"But there was a strong bond between us artistes in the old days. I remember when Siddheshwari Devi was laid in bed with paralysis, we went to meet her and asked her if she needed help. She asked me to sing Bhairavi for her. She listened with tears in her eyes."
Gangubai has many more reflections--on the dance she once learnt--kathak, on her mother whom she loved dearly, on the musical scenario, on concerts, on gharanas, on life, on students of today, on her voice, which many brand as "more manly than the best male voice."
Hubli, the town which has seen Gangubai at every stage of her life, paid a touching tribute to the grand old lady recently on the occasion of her seventy-fifth birthday. The three-day celebration was attended by all those close to her, including her family, Pt. Bhimsen Joshi, Mrs Vijaya Mulley (who has known Gangubai for many years, done research on her and recently made an extremely sensitive film on her), Dr. S. S. Gore, Bhairappa, H. Y. Shardaprasad and several others. Said Shardaprasad, "The greatness of this lady lies in her simplicity--it is this that draws her to both old and young alike." Pt. Bhimsen Joshi recounted his association with her and was moved by the occasion. The special photo and book exhibition on the Kirana gharana, mounted by Sateesh Paknikar of Pune, was outstanding. A book and a series of records released on the occasion throw special light on the life of Gangubai and contain well-researched, valuable material--a treasure for posterity.
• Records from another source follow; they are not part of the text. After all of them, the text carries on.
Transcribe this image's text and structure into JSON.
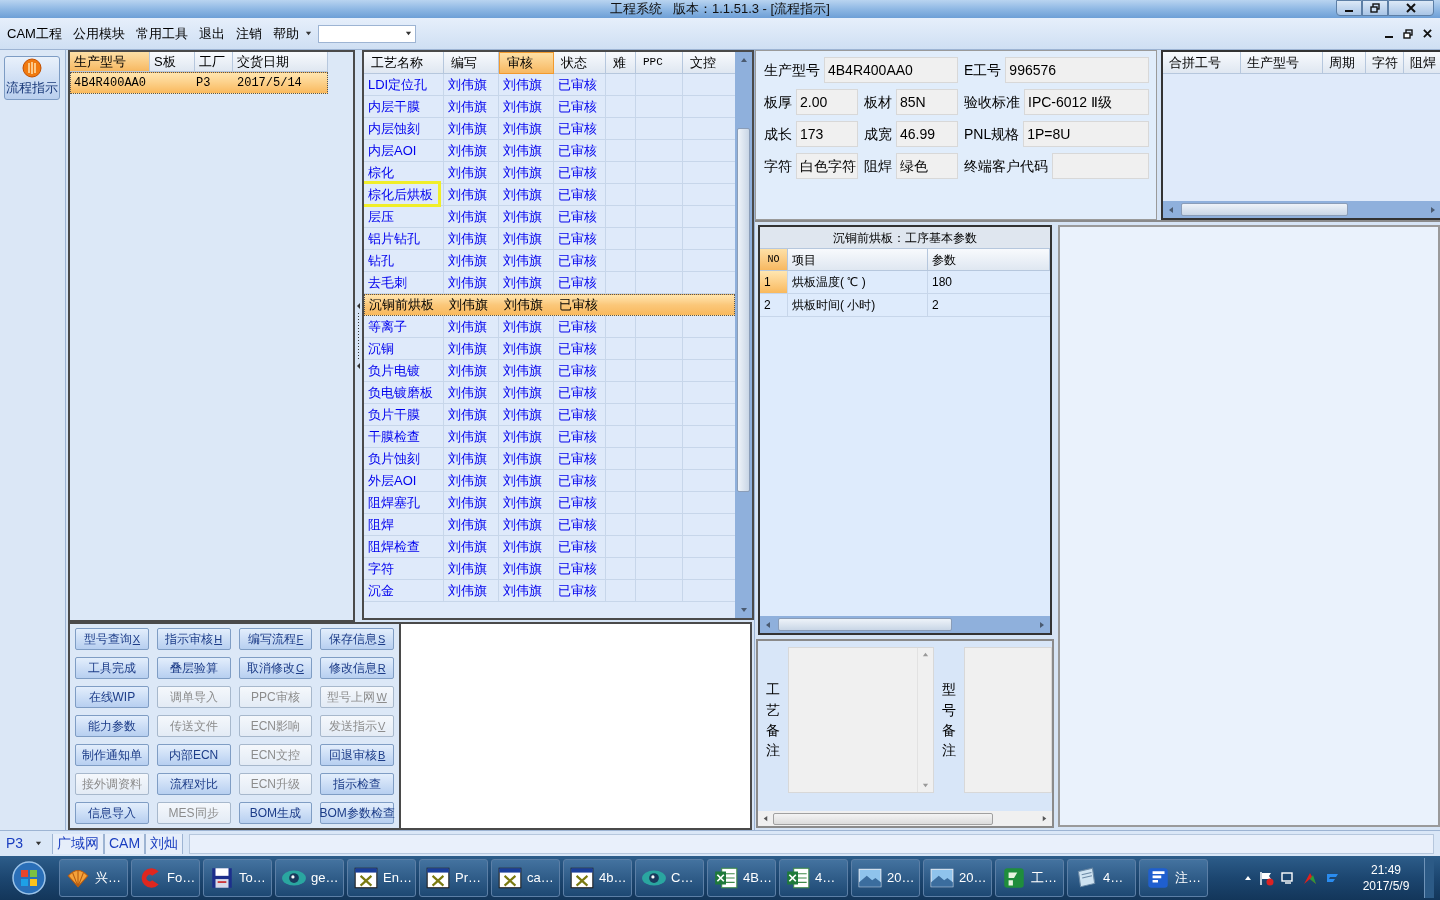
{
  "window": {
    "title": "工程系统   版本：1.1.51.3 - [流程指示]"
  },
  "menu": [
    "CAM工程",
    "公用模块",
    "常用工具",
    "退出",
    "注销",
    "帮助"
  ],
  "nav": [
    {
      "label": "流程指示",
      "selected": true
    }
  ],
  "orders": {
    "columns": [
      {
        "label": "生产型号",
        "selected": true
      },
      {
        "label": "S板",
        "selected": false
      },
      {
        "label": "工厂",
        "selected": false
      },
      {
        "label": "交货日期",
        "selected": false
      }
    ],
    "rows": [
      {
        "model": "4B4R400AA0",
        "factory": "P3",
        "date": "2017/5/14",
        "selected": true
      }
    ]
  },
  "process": {
    "columns": [
      {
        "label": "工艺名称",
        "selected": false
      },
      {
        "label": "编写",
        "selected": false
      },
      {
        "label": "审核",
        "selected": true
      },
      {
        "label": "状态",
        "selected": false
      },
      {
        "label": "难",
        "selected": false
      },
      {
        "label": "PPC",
        "selected": false
      },
      {
        "label": "文控",
        "selected": false
      }
    ],
    "rows": [
      {
        "name": "LDI定位孔",
        "writer": "刘伟旗",
        "reviewer": "刘伟旗",
        "status": "已审核",
        "selected": false,
        "outlined": false
      },
      {
        "name": "内层干膜",
        "writer": "刘伟旗",
        "reviewer": "刘伟旗",
        "status": "已审核",
        "selected": false,
        "outlined": false
      },
      {
        "name": "内层蚀刻",
        "writer": "刘伟旗",
        "reviewer": "刘伟旗",
        "status": "已审核",
        "selected": false,
        "outlined": false
      },
      {
        "name": "内层AOI",
        "writer": "刘伟旗",
        "reviewer": "刘伟旗",
        "status": "已审核",
        "selected": false,
        "outlined": false
      },
      {
        "name": "棕化",
        "writer": "刘伟旗",
        "reviewer": "刘伟旗",
        "status": "已审核",
        "selected": false,
        "outlined": false
      },
      {
        "name": "棕化后烘板",
        "writer": "刘伟旗",
        "reviewer": "刘伟旗",
        "status": "已审核",
        "selected": false,
        "outlined": true
      },
      {
        "name": "层压",
        "writer": "刘伟旗",
        "reviewer": "刘伟旗",
        "status": "已审核",
        "selected": false,
        "outlined": false
      },
      {
        "name": "铝片钻孔",
        "writer": "刘伟旗",
        "reviewer": "刘伟旗",
        "status": "已审核",
        "selected": false,
        "outlined": false
      },
      {
        "name": "钻孔",
        "writer": "刘伟旗",
        "reviewer": "刘伟旗",
        "status": "已审核",
        "selected": false,
        "outlined": false
      },
      {
        "name": "去毛刺",
        "writer": "刘伟旗",
        "reviewer": "刘伟旗",
        "status": "已审核",
        "selected": false,
        "outlined": false
      },
      {
        "name": "沉铜前烘板",
        "writer": "刘伟旗",
        "reviewer": "刘伟旗",
        "status": "已审核",
        "selected": true,
        "outlined": false
      },
      {
        "name": "等离子",
        "writer": "刘伟旗",
        "reviewer": "刘伟旗",
        "status": "已审核",
        "selected": false,
        "outlined": false
      },
      {
        "name": "沉铜",
        "writer": "刘伟旗",
        "reviewer": "刘伟旗",
        "status": "已审核",
        "selected": false,
        "outlined": false
      },
      {
        "name": "负片电镀",
        "writer": "刘伟旗",
        "reviewer": "刘伟旗",
        "status": "已审核",
        "selected": false,
        "outlined": false
      },
      {
        "name": "负电镀磨板",
        "writer": "刘伟旗",
        "reviewer": "刘伟旗",
        "status": "已审核",
        "selected": false,
        "outlined": false
      },
      {
        "name": "负片干膜",
        "writer": "刘伟旗",
        "reviewer": "刘伟旗",
        "status": "已审核",
        "selected": false,
        "outlined": false
      },
      {
        "name": "干膜检查",
        "writer": "刘伟旗",
        "reviewer": "刘伟旗",
        "status": "已审核",
        "selected": false,
        "outlined": false
      },
      {
        "name": "负片蚀刻",
        "writer": "刘伟旗",
        "reviewer": "刘伟旗",
        "status": "已审核",
        "selected": false,
        "outlined": false
      },
      {
        "name": "外层AOI",
        "writer": "刘伟旗",
        "reviewer": "刘伟旗",
        "status": "已审核",
        "selected": false,
        "outlined": false
      },
      {
        "name": "阻焊塞孔",
        "writer": "刘伟旗",
        "reviewer": "刘伟旗",
        "status": "已审核",
        "selected": false,
        "outlined": false
      },
      {
        "name": "阻焊",
        "writer": "刘伟旗",
        "reviewer": "刘伟旗",
        "status": "已审核",
        "selected": false,
        "outlined": false
      },
      {
        "name": "阻焊检查",
        "writer": "刘伟旗",
        "reviewer": "刘伟旗",
        "status": "已审核",
        "selected": false,
        "outlined": false
      },
      {
        "name": "字符",
        "writer": "刘伟旗",
        "reviewer": "刘伟旗",
        "status": "已审核",
        "selected": false,
        "outlined": false
      },
      {
        "name": "沉金",
        "writer": "刘伟旗",
        "reviewer": "刘伟旗",
        "status": "已审核",
        "selected": false,
        "outlined": false
      }
    ]
  },
  "actions": [
    {
      "label": "型号查询",
      "hotkey": "X",
      "disabled": false
    },
    {
      "label": "指示审核",
      "hotkey": "H",
      "disabled": false
    },
    {
      "label": "编写流程",
      "hotkey": "F",
      "disabled": false
    },
    {
      "label": "保存信息",
      "hotkey": "S",
      "disabled": false
    },
    {
      "label": "工具完成",
      "disabled": false
    },
    {
      "label": "叠层验算",
      "disabled": false
    },
    {
      "label": "取消修改",
      "hotkey": "C",
      "disabled": false
    },
    {
      "label": "修改信息",
      "hotkey": "R",
      "disabled": false
    },
    {
      "label": "在线WIP",
      "disabled": false
    },
    {
      "label": "调单导入",
      "disabled": true
    },
    {
      "label": "PPC审核",
      "disabled": true
    },
    {
      "label": "型号上网",
      "hotkey": "W",
      "disabled": true
    },
    {
      "label": "能力参数",
      "disabled": false
    },
    {
      "label": "传送文件",
      "disabled": true
    },
    {
      "label": "ECN影响",
      "disabled": true
    },
    {
      "label": "发送指示",
      "hotkey": "V",
      "disabled": true
    },
    {
      "label": "制作通知单",
      "disabled": false
    },
    {
      "label": "内部ECN",
      "disabled": false
    },
    {
      "label": "ECN文控",
      "disabled": true
    },
    {
      "label": "回退审核",
      "hotkey": "B",
      "disabled": false
    },
    {
      "label": "接外调资料",
      "disabled": true
    },
    {
      "label": "流程对比",
      "disabled": false
    },
    {
      "label": "ECN升级",
      "disabled": true
    },
    {
      "label": "指示检查",
      "disabled": false
    },
    {
      "label": "信息导入",
      "disabled": false
    },
    {
      "label": "MES同步",
      "disabled": true
    },
    {
      "label": "BOM生成",
      "disabled": false
    },
    {
      "label": "BOM参数检查",
      "disabled": false
    }
  ],
  "info": {
    "fields": [
      {
        "label": "生产型号",
        "value": "4B4R400AA0"
      },
      {
        "label": "E工号",
        "value": "996576"
      },
      {
        "label": "板厚",
        "value": "2.00"
      },
      {
        "label": "板材",
        "value": "85N"
      },
      {
        "label": "验收标准",
        "value": "IPC-6012 Ⅱ级"
      },
      {
        "label": "成长",
        "value": "173"
      },
      {
        "label": "成宽",
        "value": "46.99"
      },
      {
        "label": "PNL规格",
        "value": "1P=8U"
      },
      {
        "label": "字符",
        "value": "白色字符"
      },
      {
        "label": "阻焊",
        "value": "绿色"
      },
      {
        "label": "终端客户代码"
      }
    ]
  },
  "merge": {
    "columns": [
      "合拼工号",
      "生产型号",
      "周期",
      "字符",
      "阻焊"
    ]
  },
  "params": {
    "title": "沉铜前烘板：工序基本参数",
    "columns": [
      {
        "label": "NO",
        "selected": true
      },
      {
        "label": "项目",
        "selected": false
      },
      {
        "label": "参数",
        "selected": false
      }
    ],
    "rows": [
      {
        "no": "1",
        "item": "烘板温度( ℃ )",
        "value": "180",
        "selected": true
      },
      {
        "no": "2",
        "item": "烘板时间( 小时)",
        "value": "2",
        "selected": false
      }
    ]
  },
  "notes": [
    "工艺备注",
    "型号备注"
  ],
  "status_bar": {
    "selector": "P3",
    "items": [
      "广域网",
      "CAM",
      "刘灿"
    ]
  },
  "taskbar": {
    "items": [
      {
        "label": "兴…",
        "kind": "shell"
      },
      {
        "label": "Fo…",
        "kind": "swirl"
      },
      {
        "label": "To…",
        "kind": "floppy"
      },
      {
        "label": "ge…",
        "kind": "eye"
      },
      {
        "label": "En…",
        "kind": "window"
      },
      {
        "label": "Pr…",
        "kind": "window"
      },
      {
        "label": "ca…",
        "kind": "window"
      },
      {
        "label": "4b…",
        "kind": "window"
      },
      {
        "label": "C…",
        "kind": "eye"
      },
      {
        "label": "4B…",
        "kind": "sheet"
      },
      {
        "label": "4…",
        "kind": "sheet"
      },
      {
        "label": "20…",
        "kind": "photo"
      },
      {
        "label": "20…",
        "kind": "photo"
      },
      {
        "label": "工…",
        "kind": "plogo"
      },
      {
        "label": "4…",
        "kind": "notepad"
      },
      {
        "label": "注…",
        "kind": "flogo"
      }
    ],
    "clock": {
      "time": "21:49",
      "date": "2017/5/9"
    }
  }
}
Even today, at 75, and yet actively performing, recipient of every comprehensible award, including the Padma Bhushan, the Tansen Award, The Sangeet Natak Akademi Award, among others, Gangubai's experience with life does not allow her to be affected by any of it. She often laughs that Karnataka University has conferred a doctorate on her. "I have not studied beyond class V you know."
Reflecting on the time she was awarded the Padma Bhushan, she says, "Ramanna and I stayed up the whole night and remembered all the things one would like to forget--the mental traumas, the pain, the suffering. What a happy moment and such unhappy thoughts!"
A lot of people ask Gangubai what it feels like being 75. She smiles, but has no words. The look on her face tells you all. It is almost as if she is laughing at the words, scoffing those who shower her with honour and respectability now, when she no longer needs it; perhaps when she was 25 or 30 she would have had more use for it!